Well I guess the brochure on my 1973 Ketch was correct....it is officially a Motor Sailer....
I'll not be able to help much either: I guess all of us would as an example agree that the Fishers and there ilk are motorsailers and that Open-50s are yachts, but beyond that it gets increasingly blurry and our own yacht's a fine example:
We sail 35' Trident 'Challenger' a stern cockpit sloop
, originally built with an engine of about 30hp in it and I've never seen it referred to as anything other than a 'yacht'.
also built a 35' 'Warrior' a centre cockpit sloop
, originally fitted with an engine of about 60hp and I would say that references
to this model are 60/40 in describing it as a yacht or a motorsailor; I suspect because of the big engine?.
During the same period, Trident Marine
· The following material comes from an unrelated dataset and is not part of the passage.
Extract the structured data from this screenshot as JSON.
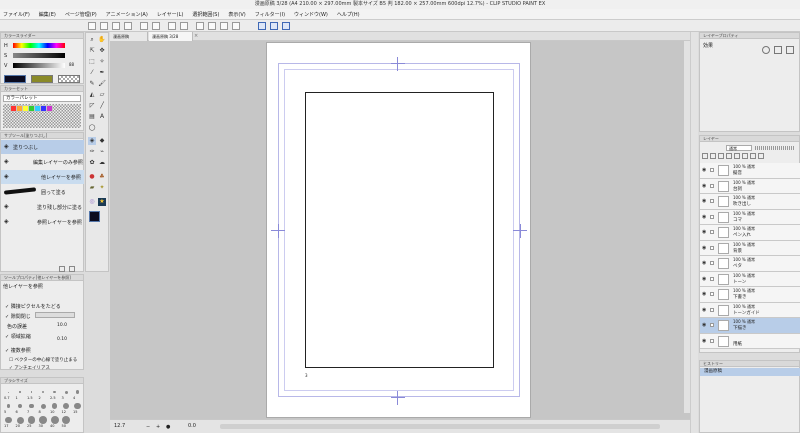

also built a few 35' 'Voyagers' this being a stern-cockpit pilot-house sloop, originally fitted with an engine of about 40hp; I would say that references
to this model are 60/40 in describing it as a motorsailor rather than a yacht, this being on the basis of its pilot house.
Now all three vessels have exactly the same hull/underwater profile, similar weight and whilst I believe that the Voyager's mast
is a touch shorter, I think this is due only to the deck-moulding profile and the sail area of all three's remains identical. Whilst none of them could be described as 'fast', they're all very tough and capable ocean crossers (under sail) If I had to choose the best 'sailing' yacht amongst them, I'd probably plump for the Warrior, just shading the Challenger and then the Voyager, with accommodation in the reverse order - though bigger steps between the three.
Honestly, I really don't know; the Challenger's definitely a 'yacht' and with a smaller (why the 60hp job?) the Warrior would always be so thought to, but if they'd put the big motor in the Voyager, I think everyone would've called that a motorsailor, due to its more palatial accommodation?